Opposition TDs have called for an inquiry to be set up into the sale of NAMA's Project Eagle Northern Ireland loan book following a BBC programme on the issue last night.

Sinn Féin President Gerry Adams told the Dáil that a Commission of Investigation is needed.

Speaking ahead of the debate on the European Commission Apple state aid ruling, Mr Adams asked Taoiseach Enda Kenny to allow time to discuss the revelations today or tomorrow.

"Many of us have raised this issue consistently in the Dáil and there seems to be credibility in relation to what we have been asserting.

"We have asked for a Commission of Investigation into it and I think it is pertinent for the Taoiseach to allow for this to be discussed."

Fianna Fáil leader Micheál Martin also called for a cross-party meeting on the issue.

"I would suggest that the Taoiseach would ask and convene in the next while a meeting of all party leaders to discuss the best way forward to deal with the Project Eagle situation because there are very significant legal issues and we just need to do it in an informed, organised way as opposed to simple motions."

In response, Mr Kenny said there is a criminal investigation going on in Northern Ireland but he will consider the request to see if anything can happen outside that investigation.

"We can't interfere with a criminal investigation in another jurisdiction," he added.

Independents4Change TD Mick Wallace accused the Government of not wanting to “lift the covers” on the sale.

Mr Wallace's motion calling for a Commission of Investigation to be established into the sale was defeated in the Dail by 81 votes to 51 in June.

In 2014, US Investment company Cerberus Capital Management bought the NAMA portfolio of Northern Ireland-based debtors.

It had a book value of £4.5bn. The purchase price was not disclosed but NAMA said at the time it was the biggest single transaction in the agency's history.

Speaking on RTÉ’s News at One, Fianna Fáil TD John McGuinness said an all-island approach is required on the matter.

"An inquiry is absolutely necessary to clear up all of the questions that have arisen from that programme and the outstanding questions from other public comments that have been made."

He added that until both governments north and south "decide that this is something that needs to be investigated, that this is something that the public need answers to, we will not get the full picture."

During tonight's question and answer session at the conclusion of the ten-and-a-half hour Dáil debate on the Apple tax ruling, Sinn Féin's Pearse Doherty asked Minister for Finance Michael Noonan about the latest allegations around Nama's Northern Ireland portfolio.

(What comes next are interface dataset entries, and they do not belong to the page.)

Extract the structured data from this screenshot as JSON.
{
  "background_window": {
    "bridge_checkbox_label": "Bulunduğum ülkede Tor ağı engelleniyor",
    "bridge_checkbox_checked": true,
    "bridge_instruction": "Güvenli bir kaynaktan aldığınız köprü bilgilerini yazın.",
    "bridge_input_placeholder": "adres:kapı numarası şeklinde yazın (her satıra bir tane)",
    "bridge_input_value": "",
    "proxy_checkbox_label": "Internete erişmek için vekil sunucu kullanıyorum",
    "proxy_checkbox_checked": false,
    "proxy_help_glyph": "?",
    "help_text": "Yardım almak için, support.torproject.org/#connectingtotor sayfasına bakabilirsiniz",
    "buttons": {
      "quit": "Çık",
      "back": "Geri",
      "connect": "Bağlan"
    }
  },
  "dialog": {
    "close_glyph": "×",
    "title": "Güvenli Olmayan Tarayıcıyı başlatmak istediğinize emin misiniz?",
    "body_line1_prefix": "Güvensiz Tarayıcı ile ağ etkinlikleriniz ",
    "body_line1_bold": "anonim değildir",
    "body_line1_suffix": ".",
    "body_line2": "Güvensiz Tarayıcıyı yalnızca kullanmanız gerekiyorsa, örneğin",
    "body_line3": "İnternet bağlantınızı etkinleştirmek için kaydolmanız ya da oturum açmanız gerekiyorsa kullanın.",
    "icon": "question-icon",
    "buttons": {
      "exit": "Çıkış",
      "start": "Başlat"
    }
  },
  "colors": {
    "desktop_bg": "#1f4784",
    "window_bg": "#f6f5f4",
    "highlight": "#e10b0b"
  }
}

Mr Noonan said he received the Comptroller and Auditor General's report into the sale of NAMA's northern portfolio in August.

He said he has three months to publish it but he expects to do so before the Dáil returns on 27 September.